_What is expected:_
Sort through the listing below and keep each line with the word "JSON". Copy those.

_Provided records:_
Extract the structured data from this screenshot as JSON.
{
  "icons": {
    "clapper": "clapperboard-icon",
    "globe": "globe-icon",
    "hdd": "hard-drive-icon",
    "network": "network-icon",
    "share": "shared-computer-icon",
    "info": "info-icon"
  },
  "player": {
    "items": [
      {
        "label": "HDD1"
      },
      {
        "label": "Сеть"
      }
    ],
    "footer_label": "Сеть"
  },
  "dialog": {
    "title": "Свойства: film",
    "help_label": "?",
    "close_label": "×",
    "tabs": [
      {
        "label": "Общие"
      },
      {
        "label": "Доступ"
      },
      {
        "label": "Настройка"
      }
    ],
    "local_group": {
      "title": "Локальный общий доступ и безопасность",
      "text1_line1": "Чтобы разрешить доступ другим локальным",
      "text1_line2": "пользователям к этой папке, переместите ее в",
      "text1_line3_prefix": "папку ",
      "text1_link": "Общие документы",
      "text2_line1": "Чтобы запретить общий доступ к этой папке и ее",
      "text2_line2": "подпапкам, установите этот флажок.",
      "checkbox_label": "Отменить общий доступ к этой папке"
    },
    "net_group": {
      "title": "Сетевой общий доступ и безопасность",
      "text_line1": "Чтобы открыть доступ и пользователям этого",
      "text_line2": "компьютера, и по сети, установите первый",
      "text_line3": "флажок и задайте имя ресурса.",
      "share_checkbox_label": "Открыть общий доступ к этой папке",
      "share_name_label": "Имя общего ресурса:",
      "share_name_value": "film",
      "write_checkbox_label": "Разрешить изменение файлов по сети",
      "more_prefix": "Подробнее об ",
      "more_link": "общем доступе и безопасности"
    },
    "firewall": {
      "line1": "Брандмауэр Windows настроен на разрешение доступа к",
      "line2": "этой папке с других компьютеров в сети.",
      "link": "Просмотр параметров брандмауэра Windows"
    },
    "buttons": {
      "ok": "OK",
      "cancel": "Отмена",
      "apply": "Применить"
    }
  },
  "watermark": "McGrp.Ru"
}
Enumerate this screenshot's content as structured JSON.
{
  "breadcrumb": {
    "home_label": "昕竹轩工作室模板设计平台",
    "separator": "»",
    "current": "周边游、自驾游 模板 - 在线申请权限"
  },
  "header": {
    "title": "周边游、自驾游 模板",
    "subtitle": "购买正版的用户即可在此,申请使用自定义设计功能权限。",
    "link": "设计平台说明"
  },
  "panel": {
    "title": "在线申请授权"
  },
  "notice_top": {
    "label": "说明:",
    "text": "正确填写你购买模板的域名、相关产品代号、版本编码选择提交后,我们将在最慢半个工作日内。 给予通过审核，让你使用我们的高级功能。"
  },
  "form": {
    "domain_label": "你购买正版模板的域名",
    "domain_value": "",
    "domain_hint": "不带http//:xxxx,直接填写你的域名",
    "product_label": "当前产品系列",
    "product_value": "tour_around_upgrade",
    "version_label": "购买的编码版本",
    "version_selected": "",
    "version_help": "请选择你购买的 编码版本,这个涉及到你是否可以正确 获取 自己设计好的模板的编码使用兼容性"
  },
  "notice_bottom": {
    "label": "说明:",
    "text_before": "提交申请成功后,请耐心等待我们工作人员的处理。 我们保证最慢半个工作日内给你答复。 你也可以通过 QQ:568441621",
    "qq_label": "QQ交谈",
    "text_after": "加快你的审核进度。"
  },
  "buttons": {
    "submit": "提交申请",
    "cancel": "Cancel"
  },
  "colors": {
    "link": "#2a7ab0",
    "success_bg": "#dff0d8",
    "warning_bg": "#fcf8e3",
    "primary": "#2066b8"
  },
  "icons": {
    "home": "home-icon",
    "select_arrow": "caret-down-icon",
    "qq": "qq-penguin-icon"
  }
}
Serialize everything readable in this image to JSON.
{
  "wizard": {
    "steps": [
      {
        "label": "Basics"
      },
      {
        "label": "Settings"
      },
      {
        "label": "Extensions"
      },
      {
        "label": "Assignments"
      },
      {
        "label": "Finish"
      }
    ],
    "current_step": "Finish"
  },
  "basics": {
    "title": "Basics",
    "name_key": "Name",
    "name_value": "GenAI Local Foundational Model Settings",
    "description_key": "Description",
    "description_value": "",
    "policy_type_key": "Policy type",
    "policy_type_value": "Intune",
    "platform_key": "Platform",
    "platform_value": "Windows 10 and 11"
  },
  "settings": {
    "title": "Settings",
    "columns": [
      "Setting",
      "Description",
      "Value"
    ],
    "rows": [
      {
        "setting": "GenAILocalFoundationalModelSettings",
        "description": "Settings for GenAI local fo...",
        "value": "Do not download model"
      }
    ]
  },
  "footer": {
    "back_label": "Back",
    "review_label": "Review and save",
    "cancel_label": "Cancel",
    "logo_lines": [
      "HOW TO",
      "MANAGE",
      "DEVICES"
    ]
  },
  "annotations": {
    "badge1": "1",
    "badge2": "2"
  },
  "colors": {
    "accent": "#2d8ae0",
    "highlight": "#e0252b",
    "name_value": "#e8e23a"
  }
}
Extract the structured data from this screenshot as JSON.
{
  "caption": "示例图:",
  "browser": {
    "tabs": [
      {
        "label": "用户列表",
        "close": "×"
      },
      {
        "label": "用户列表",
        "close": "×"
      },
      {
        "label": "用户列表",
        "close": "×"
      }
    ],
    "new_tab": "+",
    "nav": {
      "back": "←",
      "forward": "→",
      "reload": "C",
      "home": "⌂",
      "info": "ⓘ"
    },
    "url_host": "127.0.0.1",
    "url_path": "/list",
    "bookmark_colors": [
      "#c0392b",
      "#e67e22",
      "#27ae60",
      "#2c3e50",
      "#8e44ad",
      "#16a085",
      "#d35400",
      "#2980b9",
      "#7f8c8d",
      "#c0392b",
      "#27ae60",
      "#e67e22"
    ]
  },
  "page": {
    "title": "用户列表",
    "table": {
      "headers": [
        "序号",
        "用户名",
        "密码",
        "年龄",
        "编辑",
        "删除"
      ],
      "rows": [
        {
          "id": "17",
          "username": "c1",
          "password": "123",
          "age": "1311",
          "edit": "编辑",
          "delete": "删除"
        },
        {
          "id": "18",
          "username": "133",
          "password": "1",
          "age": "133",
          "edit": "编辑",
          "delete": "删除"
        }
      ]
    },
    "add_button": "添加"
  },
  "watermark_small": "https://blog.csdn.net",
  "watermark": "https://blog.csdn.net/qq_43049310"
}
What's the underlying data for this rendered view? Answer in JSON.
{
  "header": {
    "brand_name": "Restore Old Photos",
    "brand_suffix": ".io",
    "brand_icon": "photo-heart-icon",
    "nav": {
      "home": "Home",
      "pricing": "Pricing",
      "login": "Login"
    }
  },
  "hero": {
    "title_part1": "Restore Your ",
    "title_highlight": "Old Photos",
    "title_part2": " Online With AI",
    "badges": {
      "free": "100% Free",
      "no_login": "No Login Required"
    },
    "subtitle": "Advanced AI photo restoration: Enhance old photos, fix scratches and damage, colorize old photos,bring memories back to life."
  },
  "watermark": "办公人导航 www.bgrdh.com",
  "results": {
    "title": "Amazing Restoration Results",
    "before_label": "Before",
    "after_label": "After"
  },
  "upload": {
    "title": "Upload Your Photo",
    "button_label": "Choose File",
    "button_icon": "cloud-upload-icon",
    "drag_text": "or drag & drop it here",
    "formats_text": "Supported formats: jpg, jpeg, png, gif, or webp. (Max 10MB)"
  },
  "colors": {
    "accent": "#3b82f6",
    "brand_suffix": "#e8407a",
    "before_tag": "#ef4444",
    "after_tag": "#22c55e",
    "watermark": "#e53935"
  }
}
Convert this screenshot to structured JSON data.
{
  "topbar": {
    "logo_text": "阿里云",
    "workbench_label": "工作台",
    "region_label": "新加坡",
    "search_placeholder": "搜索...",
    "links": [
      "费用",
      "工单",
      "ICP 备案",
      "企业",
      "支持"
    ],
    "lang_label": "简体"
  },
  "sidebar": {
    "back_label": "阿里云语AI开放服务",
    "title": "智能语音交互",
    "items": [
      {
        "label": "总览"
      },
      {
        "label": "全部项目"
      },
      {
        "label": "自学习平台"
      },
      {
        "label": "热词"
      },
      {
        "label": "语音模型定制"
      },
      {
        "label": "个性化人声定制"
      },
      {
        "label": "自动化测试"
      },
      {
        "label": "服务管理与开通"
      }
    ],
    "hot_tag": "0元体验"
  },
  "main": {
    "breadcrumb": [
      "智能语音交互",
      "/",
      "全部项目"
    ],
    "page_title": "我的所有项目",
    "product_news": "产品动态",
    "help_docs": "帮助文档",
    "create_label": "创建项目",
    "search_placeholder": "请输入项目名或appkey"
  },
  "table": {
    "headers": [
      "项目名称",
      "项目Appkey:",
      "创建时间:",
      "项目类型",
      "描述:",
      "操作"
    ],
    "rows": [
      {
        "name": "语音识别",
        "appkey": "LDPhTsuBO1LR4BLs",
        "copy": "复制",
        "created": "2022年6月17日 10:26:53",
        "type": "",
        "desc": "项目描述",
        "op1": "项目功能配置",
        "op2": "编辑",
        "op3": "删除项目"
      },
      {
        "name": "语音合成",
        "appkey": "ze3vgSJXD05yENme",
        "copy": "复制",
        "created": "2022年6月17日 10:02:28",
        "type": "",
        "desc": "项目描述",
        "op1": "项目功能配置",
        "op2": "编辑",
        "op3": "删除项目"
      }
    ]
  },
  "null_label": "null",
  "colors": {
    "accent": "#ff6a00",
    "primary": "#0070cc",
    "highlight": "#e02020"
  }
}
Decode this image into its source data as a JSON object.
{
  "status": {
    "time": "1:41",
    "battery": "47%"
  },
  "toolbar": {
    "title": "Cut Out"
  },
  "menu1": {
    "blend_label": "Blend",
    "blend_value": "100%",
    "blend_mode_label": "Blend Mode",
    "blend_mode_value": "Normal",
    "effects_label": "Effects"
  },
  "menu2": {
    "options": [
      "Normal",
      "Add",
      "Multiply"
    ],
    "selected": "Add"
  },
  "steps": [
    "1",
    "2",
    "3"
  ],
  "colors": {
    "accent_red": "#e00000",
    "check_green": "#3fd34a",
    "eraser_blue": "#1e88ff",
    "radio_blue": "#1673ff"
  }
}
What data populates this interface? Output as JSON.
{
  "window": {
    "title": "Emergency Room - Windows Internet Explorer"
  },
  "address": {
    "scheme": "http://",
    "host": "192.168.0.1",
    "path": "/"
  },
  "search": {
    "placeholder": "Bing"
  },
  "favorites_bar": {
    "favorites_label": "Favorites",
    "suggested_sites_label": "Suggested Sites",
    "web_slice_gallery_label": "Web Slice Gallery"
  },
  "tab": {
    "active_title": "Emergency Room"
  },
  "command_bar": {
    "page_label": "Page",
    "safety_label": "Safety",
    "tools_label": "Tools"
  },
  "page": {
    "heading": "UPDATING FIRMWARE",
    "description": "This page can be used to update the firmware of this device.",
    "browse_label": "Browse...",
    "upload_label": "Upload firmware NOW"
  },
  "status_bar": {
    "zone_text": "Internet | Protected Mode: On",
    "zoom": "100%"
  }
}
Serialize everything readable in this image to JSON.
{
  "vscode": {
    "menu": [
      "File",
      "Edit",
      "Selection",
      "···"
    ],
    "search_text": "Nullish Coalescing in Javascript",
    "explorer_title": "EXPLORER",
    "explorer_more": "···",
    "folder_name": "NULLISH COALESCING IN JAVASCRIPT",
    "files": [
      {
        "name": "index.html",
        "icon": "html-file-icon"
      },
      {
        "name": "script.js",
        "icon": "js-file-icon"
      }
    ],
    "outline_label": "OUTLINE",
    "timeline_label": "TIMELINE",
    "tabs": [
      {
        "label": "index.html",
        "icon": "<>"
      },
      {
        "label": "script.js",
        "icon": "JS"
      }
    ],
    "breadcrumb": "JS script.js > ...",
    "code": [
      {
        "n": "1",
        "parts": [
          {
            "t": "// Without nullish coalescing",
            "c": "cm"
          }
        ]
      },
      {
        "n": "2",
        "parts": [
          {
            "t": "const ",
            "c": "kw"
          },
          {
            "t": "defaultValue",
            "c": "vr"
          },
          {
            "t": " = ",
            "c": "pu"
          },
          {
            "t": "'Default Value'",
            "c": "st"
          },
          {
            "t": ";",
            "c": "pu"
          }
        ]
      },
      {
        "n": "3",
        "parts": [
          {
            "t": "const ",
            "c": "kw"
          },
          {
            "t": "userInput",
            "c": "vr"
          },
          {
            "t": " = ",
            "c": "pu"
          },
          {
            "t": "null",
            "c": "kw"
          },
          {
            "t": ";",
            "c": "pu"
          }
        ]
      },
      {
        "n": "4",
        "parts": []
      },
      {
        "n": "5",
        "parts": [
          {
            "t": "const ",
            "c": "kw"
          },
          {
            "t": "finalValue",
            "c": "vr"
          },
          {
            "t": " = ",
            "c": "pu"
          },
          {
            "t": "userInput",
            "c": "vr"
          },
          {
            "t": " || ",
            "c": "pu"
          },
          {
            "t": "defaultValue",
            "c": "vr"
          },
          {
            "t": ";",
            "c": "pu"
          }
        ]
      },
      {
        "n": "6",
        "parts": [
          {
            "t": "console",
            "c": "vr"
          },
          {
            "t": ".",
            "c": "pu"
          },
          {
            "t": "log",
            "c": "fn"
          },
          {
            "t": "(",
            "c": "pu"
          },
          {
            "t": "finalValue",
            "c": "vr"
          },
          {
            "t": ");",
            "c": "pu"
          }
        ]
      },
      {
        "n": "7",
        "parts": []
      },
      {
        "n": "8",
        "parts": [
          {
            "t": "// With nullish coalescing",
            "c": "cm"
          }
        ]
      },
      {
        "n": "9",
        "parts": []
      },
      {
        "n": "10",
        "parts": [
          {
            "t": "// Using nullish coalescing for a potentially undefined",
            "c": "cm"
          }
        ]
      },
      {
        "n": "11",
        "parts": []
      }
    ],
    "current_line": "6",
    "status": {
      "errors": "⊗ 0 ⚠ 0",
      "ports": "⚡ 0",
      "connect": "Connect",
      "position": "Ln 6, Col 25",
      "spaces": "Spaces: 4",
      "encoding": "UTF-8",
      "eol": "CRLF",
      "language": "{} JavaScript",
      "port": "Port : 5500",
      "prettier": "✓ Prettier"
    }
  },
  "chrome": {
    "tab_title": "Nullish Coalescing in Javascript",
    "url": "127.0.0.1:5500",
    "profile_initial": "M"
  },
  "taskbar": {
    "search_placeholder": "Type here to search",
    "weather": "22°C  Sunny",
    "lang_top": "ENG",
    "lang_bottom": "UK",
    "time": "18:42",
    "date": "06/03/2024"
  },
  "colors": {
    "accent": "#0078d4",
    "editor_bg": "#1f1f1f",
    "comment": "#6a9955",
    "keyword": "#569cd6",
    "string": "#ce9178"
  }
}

_Reply:_
Extract the structured data from this screenshot as JSON.
Enumerate this screenshot's content as structured JSON.
Serialize everything readable in this image to JSON.
Extract the structured data from this screenshot as JSON.
What's the underlying data for this rendered view? Answer in JSON.
Convert this screenshot to structured JSON data.
Decode this image into its source data as a JSON object.
What data populates this interface? Output as JSON.
Serialize everything readable in this image to JSON.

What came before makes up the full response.